speak the technical standards for the London underground.
I am grateful to the hon. Lady for supplying that information to the Committee. However, I was not particularly interested to hear that answer, as I already knew it. The question that I asked, which the Minister and the hon. Lady have clearly been unable to answer, is what happens in the event of conflict between the industry standards set in this country and the TSIs set through the bodies that she has mentioned?
I imagine that the technical standards will be resolved in the usual way. In the past, some British participants have been reluctant to engage in the use of standards. We have had the discussion about the three-pin plug. My hon. Friend who used to sit for Southend, East but whose constituency now has a slightly different name took a great interest in that.
The point that the Minister has missed is that we are not selling many three-pin plugs elsewhere in Europe. With regard to technical standards for interoperability on the trains, it would be to our advantage to have not only the Orient Express but as many other trains as the Government might wish. They have not denied that they want London Underground to operate in England, Wales and Scotland—although I am hard-pressed to understand how the Minister expects that to happen—but the London Underground might also have a future in Brussels, Frankfurt and Lille.
The Minister is gathering his notes. In view of the hon. Lady's interest in whether London Underground will operate in Brussels and elsewhere, he might be interested to learn that I recently visited Sweden—as Committee members know—and that Connex, which is, by a roundabout route, part of one of the consortiums that is bidding for the London Underground, is currently operating the underground in Stockholm.
On the other hand, it is remarkably difficult for other countries' companies to operate in France. Several European countries are taking a keen interest in that.
I was not aware that that was a transport company or that it operated in the railways sector.

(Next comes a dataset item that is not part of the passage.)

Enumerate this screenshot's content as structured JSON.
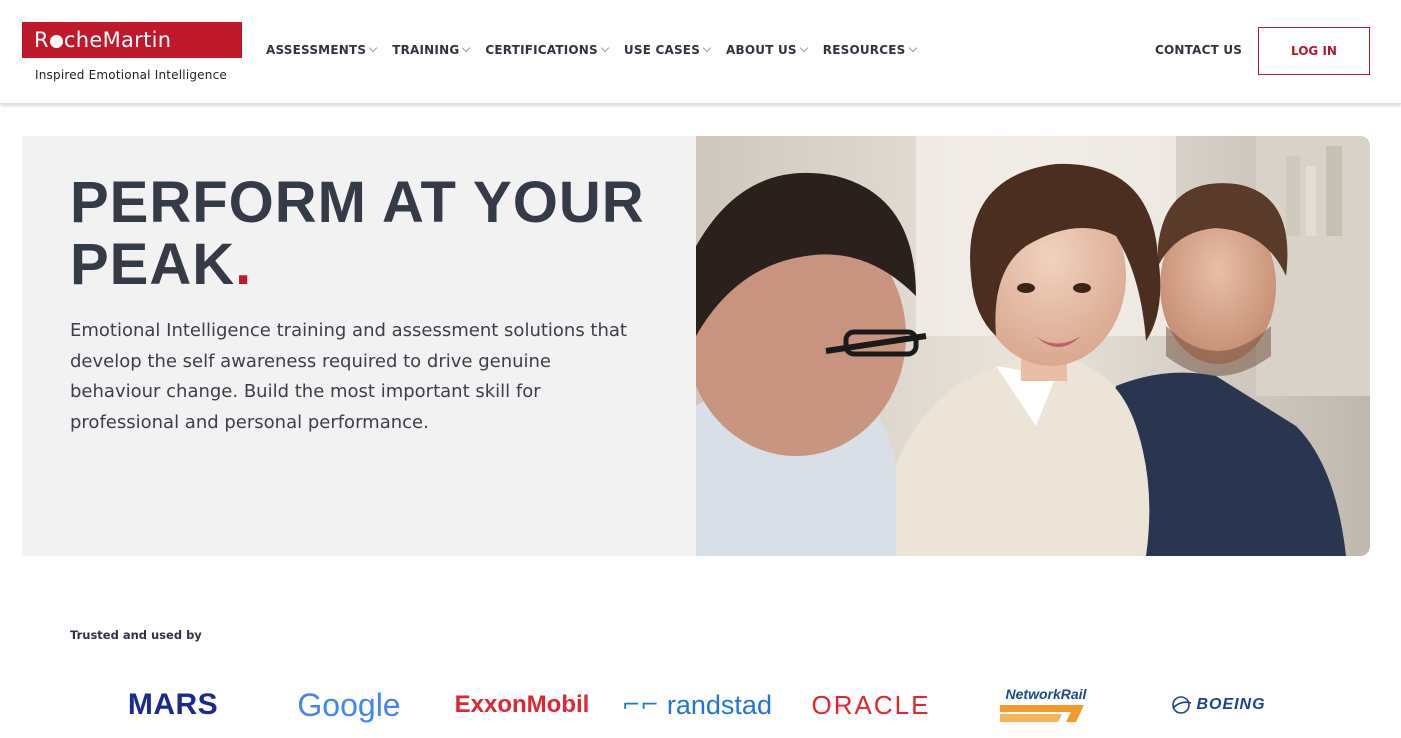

It is right that the provisions of the clause extend to Scotland because the Greater London Authority Act 1999 extended to England, Wales and Scotland. It is my understanding that that was the practice for all London legislation before devolution. However, the Mayor has assured me that he has no further territorial ambitions.
The hon. Member for Uxbridge referred to the Mayor dispensing whisky and brandy in the Corridor during the passage of the 1999 Act. We hope that he did not go on to a party afterwards because that might have subsequently appeared in the London Evening Standard.
We have had a series of expeditions around the clause, and I now wish to get back to what it is intended to do, which is to ensure that the insolvency regime that will be in place post-transfer, and which is envisaged in the PPP contracts, will also operate pre-transfer. The explanatory notes state that the clause will not require any additional public expenditure than that which is envisaged in London Regional Transport's and London Underground's contracts.
This is a straightforward business-like way to deal with an immediate problem.
Question put and agreed to.
Clause 105, as amended, ordered to stand part of the Bill.
Clause 106 ordered to stand part of the Bill.